When Kevin Hatt left Montreal in 1986, there was no gay village on St Catherine East. In fact, the area around the Beaudry subway was looking like the entertainment district’s derelict cousin.
“Montreal’s village is new since I lived there, so it’s been interesting going back to see how it’s developed, says Hatt. “It brought life to the area, renewal, vibrancy, community.”
That transformation is under way in Ottawa. The city is preparing to tear up Bank St from Laurier to the Queensway to replace the aging pipes below. When they finish, Bank St will get a major facelift. Sketches of the proposed streetscape will be on display Mar 18 at the Centretown Community Health Centre.
For those who want to get a portion of Bank St identified as The Village, it represents a chance to make their voices heard.
“I would like to see — this is what I’ve always dreamed — is a place to meet that’s not a bar. Both the young and the old have requested it,” says Hatt. “We aren’t just commercial, the community aspect needs a place too.”
That space might be outdoors, if the sidewalks are wide enough and if there are lots of benches and parkettes. If Bank St can capture the vibrant neighbourly feeling of other gay neighbourhoods in North America, it will help bring people together across age groups.
“The one thing about the AIDS crisis, the most devastating part, is that a whole generation of mentors has been taken away,” says Hatt, who also works with the AIDS Committee of Ottawa. “So that’s what having community would be for us — a chance to encourage that spirit again.”

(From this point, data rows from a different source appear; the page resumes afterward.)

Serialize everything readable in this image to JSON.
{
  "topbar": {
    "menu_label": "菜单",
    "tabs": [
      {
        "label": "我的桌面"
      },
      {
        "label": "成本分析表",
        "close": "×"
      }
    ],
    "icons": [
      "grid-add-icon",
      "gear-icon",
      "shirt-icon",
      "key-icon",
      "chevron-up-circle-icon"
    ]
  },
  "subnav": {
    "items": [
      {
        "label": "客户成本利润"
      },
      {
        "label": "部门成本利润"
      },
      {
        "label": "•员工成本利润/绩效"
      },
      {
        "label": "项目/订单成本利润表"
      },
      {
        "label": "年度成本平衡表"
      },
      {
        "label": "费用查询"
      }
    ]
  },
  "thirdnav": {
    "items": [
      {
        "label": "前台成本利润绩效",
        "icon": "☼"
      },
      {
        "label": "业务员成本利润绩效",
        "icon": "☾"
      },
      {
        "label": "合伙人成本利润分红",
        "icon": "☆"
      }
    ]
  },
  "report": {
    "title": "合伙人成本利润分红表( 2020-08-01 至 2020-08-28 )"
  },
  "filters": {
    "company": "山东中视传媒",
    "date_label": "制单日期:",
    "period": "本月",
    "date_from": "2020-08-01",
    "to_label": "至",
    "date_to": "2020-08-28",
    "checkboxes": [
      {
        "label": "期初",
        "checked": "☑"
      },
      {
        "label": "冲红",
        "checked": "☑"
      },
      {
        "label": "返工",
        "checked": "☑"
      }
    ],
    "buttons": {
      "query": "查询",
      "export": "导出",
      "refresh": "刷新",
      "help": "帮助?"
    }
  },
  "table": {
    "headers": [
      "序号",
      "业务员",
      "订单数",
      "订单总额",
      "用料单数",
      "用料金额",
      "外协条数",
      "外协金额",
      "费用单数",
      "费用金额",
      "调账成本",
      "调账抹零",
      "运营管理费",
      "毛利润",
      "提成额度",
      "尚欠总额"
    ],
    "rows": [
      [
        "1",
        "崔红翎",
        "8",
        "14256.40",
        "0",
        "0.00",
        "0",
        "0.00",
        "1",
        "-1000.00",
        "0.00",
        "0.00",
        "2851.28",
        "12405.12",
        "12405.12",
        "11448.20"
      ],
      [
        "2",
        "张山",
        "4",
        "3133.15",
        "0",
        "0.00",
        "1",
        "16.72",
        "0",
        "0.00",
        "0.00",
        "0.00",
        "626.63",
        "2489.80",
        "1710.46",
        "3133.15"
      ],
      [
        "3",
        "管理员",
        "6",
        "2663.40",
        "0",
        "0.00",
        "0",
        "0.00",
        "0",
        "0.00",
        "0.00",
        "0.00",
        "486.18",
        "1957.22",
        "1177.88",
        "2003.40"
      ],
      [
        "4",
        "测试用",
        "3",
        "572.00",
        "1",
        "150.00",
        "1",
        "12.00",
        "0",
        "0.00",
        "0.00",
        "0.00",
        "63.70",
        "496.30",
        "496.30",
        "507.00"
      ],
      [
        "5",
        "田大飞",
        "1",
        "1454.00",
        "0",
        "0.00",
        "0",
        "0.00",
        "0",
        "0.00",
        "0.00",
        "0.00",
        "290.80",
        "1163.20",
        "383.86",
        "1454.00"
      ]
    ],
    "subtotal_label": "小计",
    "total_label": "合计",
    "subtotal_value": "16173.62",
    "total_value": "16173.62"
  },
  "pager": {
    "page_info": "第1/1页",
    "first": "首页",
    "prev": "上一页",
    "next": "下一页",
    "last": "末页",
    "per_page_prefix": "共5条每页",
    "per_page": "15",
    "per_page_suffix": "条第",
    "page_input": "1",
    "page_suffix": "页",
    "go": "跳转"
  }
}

A survey conducted by Glenn Crawford last year shows broad consensus from the gay community on three key issues. Almost 90 percent of his online respondents said they wanted to see official recognition for Ottawa’s gay strip, running from approximately Nepean to James. As well, of the 326 people who filled it out, 86 percent want the six-stripe rainbow flag to be used to denote the special character of the neighbourhood. And they want it called The Village.

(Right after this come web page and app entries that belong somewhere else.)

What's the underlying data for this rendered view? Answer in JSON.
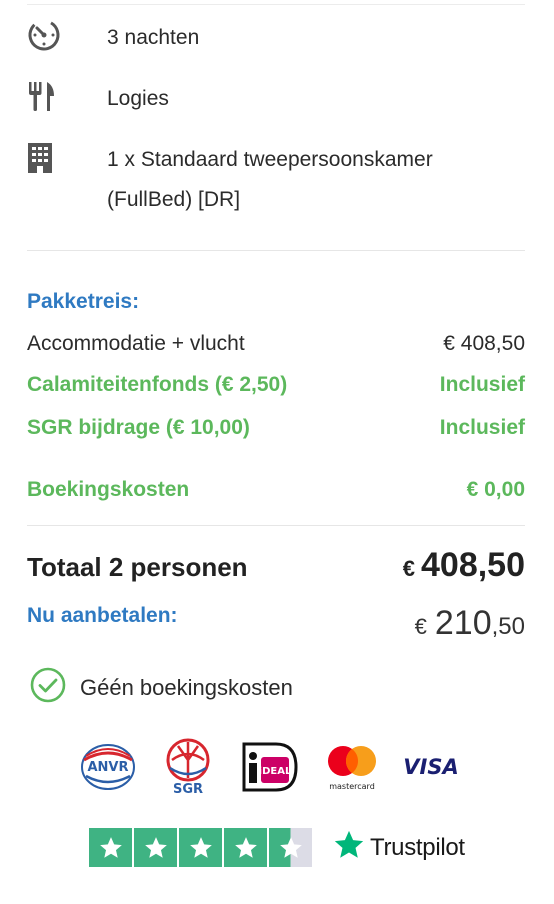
{
  "details": {
    "nights": "3 nachten",
    "board": "Logies",
    "room_line1": "1 x Standaard tweepersoonskamer",
    "room_line2": "(FullBed) [DR]"
  },
  "pricing": {
    "package_label": "Pakketreis:",
    "accommodation_label": "Accommodatie + vlucht",
    "accommodation_value": "€ 408,50",
    "calamity_label": "Calamiteitenfonds (€ 2,50)",
    "calamity_value": "Inclusief",
    "sgr_label": "SGR bijdrage (€ 10,00)",
    "sgr_value": "Inclusief",
    "booking_fee_label": "Boekingskosten",
    "booking_fee_value": "€ 0,00"
  },
  "total": {
    "label": "Totaal 2 personen",
    "currency": "€",
    "amount": "408,50"
  },
  "deposit": {
    "label": "Nu aanbetalen:",
    "currency": "€",
    "amount_int": "210",
    "amount_dec": ",50"
  },
  "no_fee": {
    "text": "Géén boekingskosten",
    "icon": "check-circle-icon"
  },
  "payment_logos": {
    "anvr": "ANVR",
    "sgr": "SGR",
    "ideal": "iDEAL",
    "mastercard": "mastercard",
    "visa": "VISA"
  },
  "trustpilot": {
    "brand": "Trustpilot",
    "rating_stars": 4.5
  },
  "colors": {
    "blue": "#2f7ac2",
    "green": "#5cb85c",
    "trustpilot_green": "#3fb383"
  }
}
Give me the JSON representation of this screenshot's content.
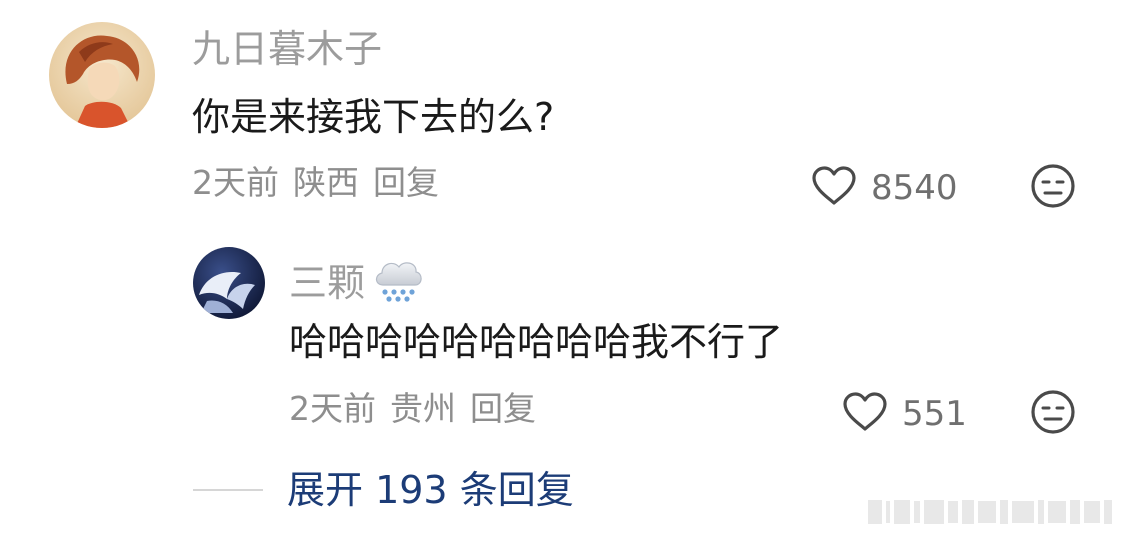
{
  "comment": {
    "username": "九日暮木子",
    "text": "你是来接我下去的么?",
    "time": "2天前",
    "location": "陕西",
    "reply_label": "回复",
    "likes": "8540",
    "avatar_icon": "avatar-illustration-icon"
  },
  "reply": {
    "username": "三颗",
    "username_emoji_icon": "snow-cloud-icon",
    "text": "哈哈哈哈哈哈哈哈哈我不行了",
    "time": "2天前",
    "location": "贵州",
    "reply_label": "回复",
    "likes": "551",
    "avatar_icon": "avatar-dark-illustration-icon"
  },
  "expand": {
    "label": "展开 193 条回复"
  },
  "icons": {
    "like": "heart-outline-icon",
    "dislike": "neutral-face-icon"
  },
  "colors": {
    "username": "#9c9c9c",
    "content": "#1a1a1a",
    "meta": "#8e8e8e",
    "link": "#1c3c77"
  }
}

When it comes down to the details of what it should look like, there’s less agreement. The lion’s share said they wanted to see silk banners on the lampposts. Street signs with a special logo and rainbow flags were also popular. Other ideas, including archways at the beginning and end of The Village and plaques with our history, were further down the list.

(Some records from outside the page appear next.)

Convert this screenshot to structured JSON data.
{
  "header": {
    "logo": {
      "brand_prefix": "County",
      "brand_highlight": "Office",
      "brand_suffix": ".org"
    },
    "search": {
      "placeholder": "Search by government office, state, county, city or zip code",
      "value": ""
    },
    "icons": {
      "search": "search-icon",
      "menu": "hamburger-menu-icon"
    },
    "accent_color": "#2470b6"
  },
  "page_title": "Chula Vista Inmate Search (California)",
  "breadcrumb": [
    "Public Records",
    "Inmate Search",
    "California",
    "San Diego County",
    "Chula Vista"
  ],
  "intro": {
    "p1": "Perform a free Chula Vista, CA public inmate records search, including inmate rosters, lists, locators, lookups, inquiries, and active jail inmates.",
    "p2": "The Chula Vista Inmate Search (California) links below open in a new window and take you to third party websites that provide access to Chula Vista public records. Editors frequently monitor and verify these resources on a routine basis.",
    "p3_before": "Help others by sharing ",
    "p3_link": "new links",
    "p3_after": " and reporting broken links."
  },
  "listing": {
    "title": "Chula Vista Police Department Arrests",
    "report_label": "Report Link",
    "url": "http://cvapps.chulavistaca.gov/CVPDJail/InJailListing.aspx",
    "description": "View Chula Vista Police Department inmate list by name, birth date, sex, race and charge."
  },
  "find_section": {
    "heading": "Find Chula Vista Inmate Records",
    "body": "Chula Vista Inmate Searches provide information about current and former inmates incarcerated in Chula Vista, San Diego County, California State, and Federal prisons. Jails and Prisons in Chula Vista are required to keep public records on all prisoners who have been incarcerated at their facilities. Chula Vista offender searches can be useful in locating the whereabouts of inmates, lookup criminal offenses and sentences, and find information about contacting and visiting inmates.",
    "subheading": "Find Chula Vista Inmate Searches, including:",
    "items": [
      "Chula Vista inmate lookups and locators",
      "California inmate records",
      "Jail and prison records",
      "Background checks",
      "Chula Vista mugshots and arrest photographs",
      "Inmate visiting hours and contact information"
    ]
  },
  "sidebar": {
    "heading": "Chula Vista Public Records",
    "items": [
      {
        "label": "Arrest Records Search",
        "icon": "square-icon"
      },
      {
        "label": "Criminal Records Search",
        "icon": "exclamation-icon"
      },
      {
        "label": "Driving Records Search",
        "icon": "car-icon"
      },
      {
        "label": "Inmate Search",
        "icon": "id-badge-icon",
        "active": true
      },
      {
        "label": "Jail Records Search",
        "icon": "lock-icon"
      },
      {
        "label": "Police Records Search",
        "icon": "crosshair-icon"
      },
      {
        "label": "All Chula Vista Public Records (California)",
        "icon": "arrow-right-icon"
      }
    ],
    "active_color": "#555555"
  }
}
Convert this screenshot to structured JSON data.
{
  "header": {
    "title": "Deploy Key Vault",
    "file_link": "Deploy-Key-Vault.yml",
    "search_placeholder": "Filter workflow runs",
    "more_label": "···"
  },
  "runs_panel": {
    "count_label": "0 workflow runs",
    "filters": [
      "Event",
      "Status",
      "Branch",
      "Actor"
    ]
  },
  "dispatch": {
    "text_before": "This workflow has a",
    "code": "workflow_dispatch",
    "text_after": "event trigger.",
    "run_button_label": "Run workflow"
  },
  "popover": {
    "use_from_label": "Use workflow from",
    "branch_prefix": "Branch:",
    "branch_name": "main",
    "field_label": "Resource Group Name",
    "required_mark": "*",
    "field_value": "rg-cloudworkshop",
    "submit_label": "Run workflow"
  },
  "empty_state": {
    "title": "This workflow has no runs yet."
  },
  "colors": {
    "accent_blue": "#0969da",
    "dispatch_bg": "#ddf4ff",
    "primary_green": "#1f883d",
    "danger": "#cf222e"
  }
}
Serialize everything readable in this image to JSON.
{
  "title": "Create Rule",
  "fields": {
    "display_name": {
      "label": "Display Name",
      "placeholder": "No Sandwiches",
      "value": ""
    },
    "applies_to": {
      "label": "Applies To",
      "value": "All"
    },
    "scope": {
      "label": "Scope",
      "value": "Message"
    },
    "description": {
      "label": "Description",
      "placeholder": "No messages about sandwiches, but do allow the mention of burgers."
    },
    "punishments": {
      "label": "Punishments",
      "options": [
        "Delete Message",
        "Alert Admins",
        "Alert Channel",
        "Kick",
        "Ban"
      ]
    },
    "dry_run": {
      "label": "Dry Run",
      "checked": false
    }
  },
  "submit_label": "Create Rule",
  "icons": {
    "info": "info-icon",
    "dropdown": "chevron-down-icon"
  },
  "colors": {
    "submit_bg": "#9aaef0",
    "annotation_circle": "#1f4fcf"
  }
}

“If I were interpreting the data, I would say the first two or three are the ones that are deemed necessary, the others are things that could be done eventually,” says Crawford. “As The Village grows, the amount of recognition it gets should increase.”
After the sketches are made public, people will be asked to make suggestions. Those suggestions will be taken seriously, say city planners, as the look for the area is finalized.
“Everyone’s welcome to make suggestions and if there’s an overwhelming desire for something, we’ll be able to consider that,” says Luke Foley, the project manager from the City of Ottawa.
Folks are encouraged to head to the The Buzz, a lesbian owned restaurant on Bank St, for drinks after the open house.
Already, the redevelopment is generating word-of-mouth. Pat Croteau, the chair of Mr Leather Ottawa, acknowledges that shutting down Bank St could hurt local businesses in the short-term, especially since the corner of Bank and Somerset was closed for two months in 2007.
“I’ve been up to the end of Bank St that’s already been redone, near Wellington St, and it looks much, much better,” he says. “Anything would look better.”
But Tom Ramsay of One in Ten isn’t sure how business will be affected in the short term.
“It could be better. Without the government workers walking by, we might get more people slipping in,” he says.
Still, he’s looking at all his options, including using Nepean St entrance during the construction. And after?
“As long we have asphalt and sidewalks, we’ll be happy. Maybe some planters,” he says.
Ramsay, Croteau, Crawford and Hatt have all pencilled the open house into their calendars.
“I believe that we can make a very positive contribution to the city as a whole,” says Hatt. “And it would be really great if it became a trend, if other cities saw what we did and used us as a model.”